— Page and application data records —
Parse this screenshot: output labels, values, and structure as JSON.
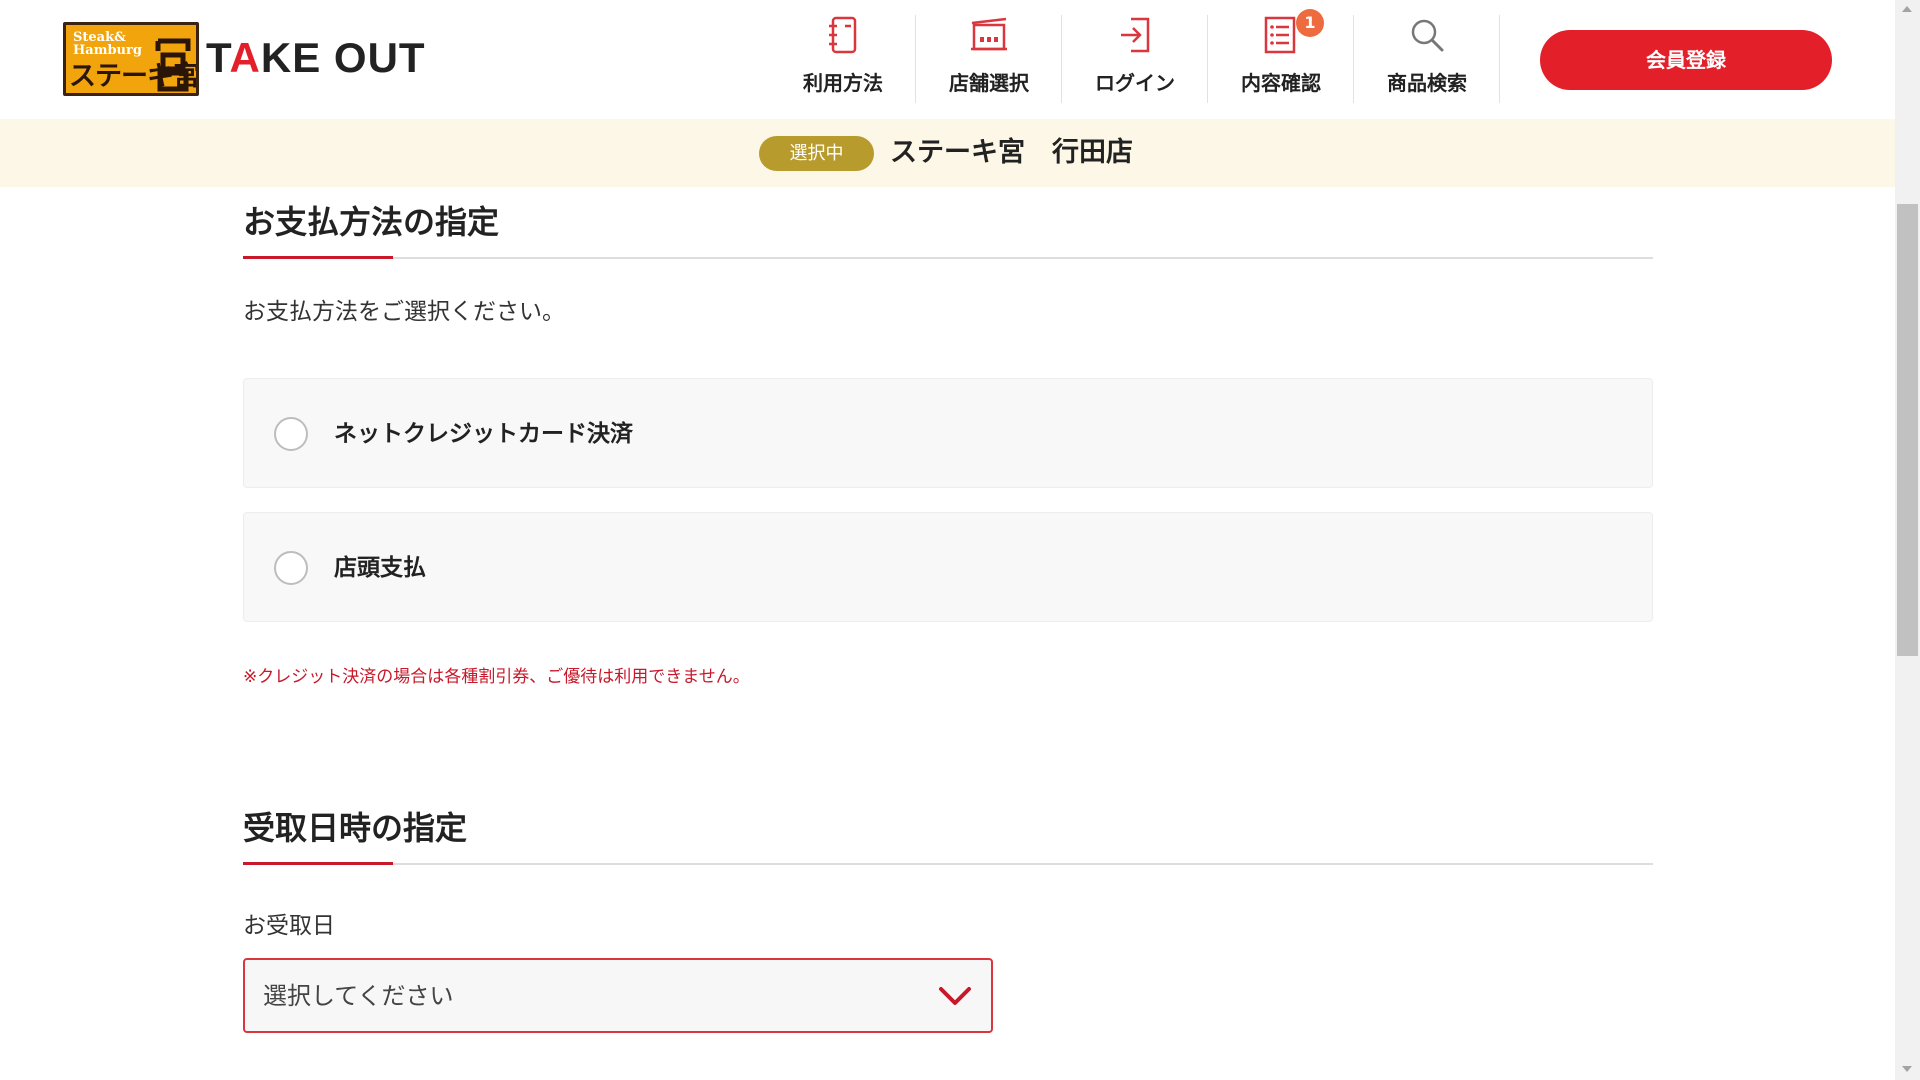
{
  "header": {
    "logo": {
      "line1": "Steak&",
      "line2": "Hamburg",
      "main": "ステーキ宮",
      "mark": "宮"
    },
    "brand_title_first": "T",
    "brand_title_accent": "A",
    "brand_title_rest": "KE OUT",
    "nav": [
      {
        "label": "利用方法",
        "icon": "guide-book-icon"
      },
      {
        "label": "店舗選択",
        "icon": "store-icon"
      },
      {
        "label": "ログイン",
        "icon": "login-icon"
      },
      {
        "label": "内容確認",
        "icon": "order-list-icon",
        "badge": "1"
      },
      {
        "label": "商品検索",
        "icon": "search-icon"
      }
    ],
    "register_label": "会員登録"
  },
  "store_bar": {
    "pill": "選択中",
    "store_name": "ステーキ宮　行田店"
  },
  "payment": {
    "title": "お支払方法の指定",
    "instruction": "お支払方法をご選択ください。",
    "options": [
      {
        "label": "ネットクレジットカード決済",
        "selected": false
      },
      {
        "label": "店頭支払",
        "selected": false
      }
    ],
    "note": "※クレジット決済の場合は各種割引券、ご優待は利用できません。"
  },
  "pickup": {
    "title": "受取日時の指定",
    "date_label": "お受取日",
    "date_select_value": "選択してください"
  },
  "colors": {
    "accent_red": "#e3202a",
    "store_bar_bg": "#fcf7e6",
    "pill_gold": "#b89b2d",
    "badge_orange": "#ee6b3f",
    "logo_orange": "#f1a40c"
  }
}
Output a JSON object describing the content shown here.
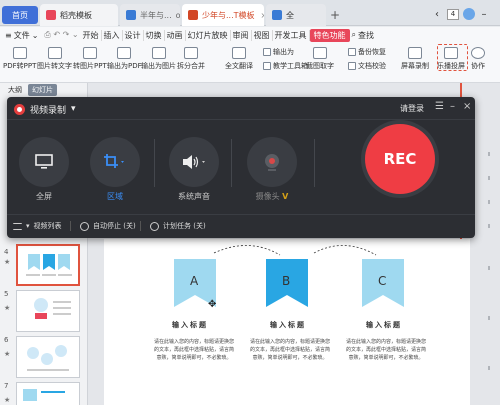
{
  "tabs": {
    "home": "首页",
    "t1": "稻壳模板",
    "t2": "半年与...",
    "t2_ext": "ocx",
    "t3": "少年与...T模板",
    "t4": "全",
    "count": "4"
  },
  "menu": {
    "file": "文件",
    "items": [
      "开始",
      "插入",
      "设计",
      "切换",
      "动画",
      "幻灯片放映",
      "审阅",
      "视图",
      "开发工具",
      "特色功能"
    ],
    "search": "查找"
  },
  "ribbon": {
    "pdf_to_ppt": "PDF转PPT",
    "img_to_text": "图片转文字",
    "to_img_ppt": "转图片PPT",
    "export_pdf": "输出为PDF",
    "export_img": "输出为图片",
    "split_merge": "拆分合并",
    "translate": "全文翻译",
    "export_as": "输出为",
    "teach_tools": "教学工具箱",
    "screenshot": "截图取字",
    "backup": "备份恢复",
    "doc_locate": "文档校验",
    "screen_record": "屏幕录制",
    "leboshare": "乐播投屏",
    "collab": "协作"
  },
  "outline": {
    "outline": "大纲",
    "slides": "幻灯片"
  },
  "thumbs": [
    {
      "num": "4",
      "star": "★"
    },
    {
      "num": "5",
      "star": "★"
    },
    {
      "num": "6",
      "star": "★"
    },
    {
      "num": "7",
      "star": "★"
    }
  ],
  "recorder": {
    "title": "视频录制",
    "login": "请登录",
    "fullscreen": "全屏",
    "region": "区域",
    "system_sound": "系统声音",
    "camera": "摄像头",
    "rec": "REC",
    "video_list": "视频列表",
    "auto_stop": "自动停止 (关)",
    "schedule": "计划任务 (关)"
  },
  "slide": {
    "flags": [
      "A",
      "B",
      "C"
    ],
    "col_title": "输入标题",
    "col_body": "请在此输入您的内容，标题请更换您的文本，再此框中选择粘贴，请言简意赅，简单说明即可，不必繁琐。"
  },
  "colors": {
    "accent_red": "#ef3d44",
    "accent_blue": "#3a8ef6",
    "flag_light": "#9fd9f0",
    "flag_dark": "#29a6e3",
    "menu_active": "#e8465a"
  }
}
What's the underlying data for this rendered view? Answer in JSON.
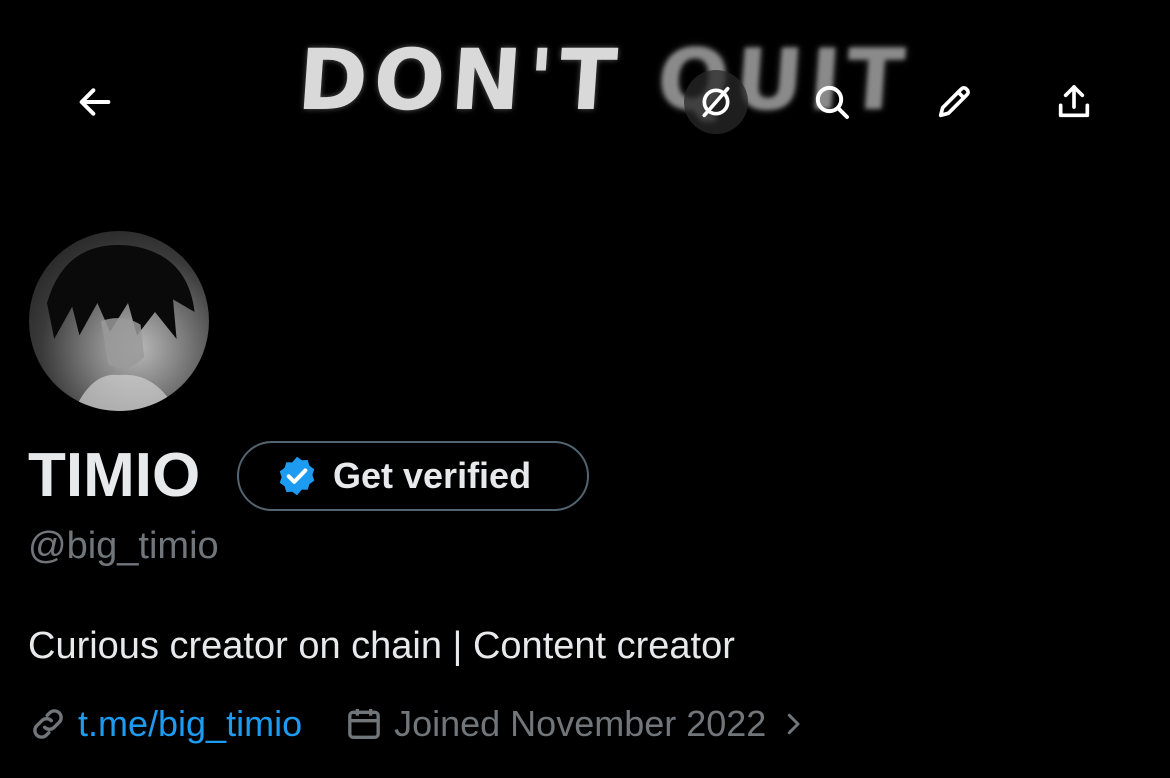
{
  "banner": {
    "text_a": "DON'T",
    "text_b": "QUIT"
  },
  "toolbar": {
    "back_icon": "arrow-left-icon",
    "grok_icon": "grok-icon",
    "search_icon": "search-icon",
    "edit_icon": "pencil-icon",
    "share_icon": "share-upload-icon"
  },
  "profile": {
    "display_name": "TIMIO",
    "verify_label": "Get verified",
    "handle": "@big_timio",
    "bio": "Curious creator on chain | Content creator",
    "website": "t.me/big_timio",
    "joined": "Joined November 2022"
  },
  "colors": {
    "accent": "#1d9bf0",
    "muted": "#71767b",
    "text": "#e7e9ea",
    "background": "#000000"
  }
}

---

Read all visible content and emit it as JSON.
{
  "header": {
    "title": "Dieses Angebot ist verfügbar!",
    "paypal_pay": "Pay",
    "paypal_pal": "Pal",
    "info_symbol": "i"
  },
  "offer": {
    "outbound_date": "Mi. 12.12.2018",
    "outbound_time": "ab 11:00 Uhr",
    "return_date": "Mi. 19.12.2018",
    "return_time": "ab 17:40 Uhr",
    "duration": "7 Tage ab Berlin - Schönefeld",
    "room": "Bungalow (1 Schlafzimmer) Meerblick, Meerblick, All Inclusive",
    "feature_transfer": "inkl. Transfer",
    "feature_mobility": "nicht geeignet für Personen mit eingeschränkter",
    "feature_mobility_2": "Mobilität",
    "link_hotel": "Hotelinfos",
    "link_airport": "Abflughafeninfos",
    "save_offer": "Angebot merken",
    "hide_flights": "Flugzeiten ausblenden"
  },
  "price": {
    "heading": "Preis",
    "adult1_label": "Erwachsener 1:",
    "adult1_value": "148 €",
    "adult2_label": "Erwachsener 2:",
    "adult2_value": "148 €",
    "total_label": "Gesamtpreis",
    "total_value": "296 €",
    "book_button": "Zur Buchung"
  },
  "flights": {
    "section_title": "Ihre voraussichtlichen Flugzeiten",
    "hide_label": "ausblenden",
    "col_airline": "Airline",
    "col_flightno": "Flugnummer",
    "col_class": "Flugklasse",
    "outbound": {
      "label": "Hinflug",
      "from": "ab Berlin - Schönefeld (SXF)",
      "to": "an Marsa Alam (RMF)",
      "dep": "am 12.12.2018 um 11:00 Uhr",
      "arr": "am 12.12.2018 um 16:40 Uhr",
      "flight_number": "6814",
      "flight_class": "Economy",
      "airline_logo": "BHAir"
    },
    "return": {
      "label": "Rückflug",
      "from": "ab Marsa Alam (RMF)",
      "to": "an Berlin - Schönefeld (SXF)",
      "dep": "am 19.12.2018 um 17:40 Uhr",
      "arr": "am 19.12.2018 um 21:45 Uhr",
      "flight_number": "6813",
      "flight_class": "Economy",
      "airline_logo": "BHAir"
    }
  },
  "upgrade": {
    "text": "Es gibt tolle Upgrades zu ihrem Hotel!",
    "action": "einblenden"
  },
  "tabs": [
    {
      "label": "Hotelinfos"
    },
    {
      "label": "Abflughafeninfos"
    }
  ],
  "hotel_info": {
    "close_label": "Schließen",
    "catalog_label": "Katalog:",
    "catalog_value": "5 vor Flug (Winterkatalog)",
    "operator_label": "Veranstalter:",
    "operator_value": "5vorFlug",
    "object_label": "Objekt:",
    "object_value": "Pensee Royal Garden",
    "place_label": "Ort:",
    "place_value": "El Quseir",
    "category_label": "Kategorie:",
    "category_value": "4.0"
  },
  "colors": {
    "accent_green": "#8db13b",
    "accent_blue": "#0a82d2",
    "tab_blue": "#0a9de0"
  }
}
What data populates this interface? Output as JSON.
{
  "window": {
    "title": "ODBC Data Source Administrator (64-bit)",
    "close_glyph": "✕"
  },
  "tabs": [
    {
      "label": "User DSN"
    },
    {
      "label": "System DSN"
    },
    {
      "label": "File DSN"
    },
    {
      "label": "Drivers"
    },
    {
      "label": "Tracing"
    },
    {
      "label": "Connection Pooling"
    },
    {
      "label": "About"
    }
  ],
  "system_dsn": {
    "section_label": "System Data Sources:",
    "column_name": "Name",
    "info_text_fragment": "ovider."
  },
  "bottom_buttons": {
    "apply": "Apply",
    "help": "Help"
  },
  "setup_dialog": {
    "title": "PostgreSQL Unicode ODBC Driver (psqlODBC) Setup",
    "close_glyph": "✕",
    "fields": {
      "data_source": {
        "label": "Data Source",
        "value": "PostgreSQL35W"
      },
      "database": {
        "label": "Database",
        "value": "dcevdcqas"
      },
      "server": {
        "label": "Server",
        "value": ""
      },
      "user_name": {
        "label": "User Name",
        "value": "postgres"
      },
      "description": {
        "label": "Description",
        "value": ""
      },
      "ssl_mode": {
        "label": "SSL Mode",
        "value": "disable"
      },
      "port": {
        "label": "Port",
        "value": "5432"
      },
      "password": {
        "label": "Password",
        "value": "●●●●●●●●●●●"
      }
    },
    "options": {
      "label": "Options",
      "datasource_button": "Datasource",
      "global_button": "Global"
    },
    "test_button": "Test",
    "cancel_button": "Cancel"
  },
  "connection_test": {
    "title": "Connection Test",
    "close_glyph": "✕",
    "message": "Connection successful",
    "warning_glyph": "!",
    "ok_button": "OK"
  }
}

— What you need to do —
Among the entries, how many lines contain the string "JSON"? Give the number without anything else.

— Answer for the task —
5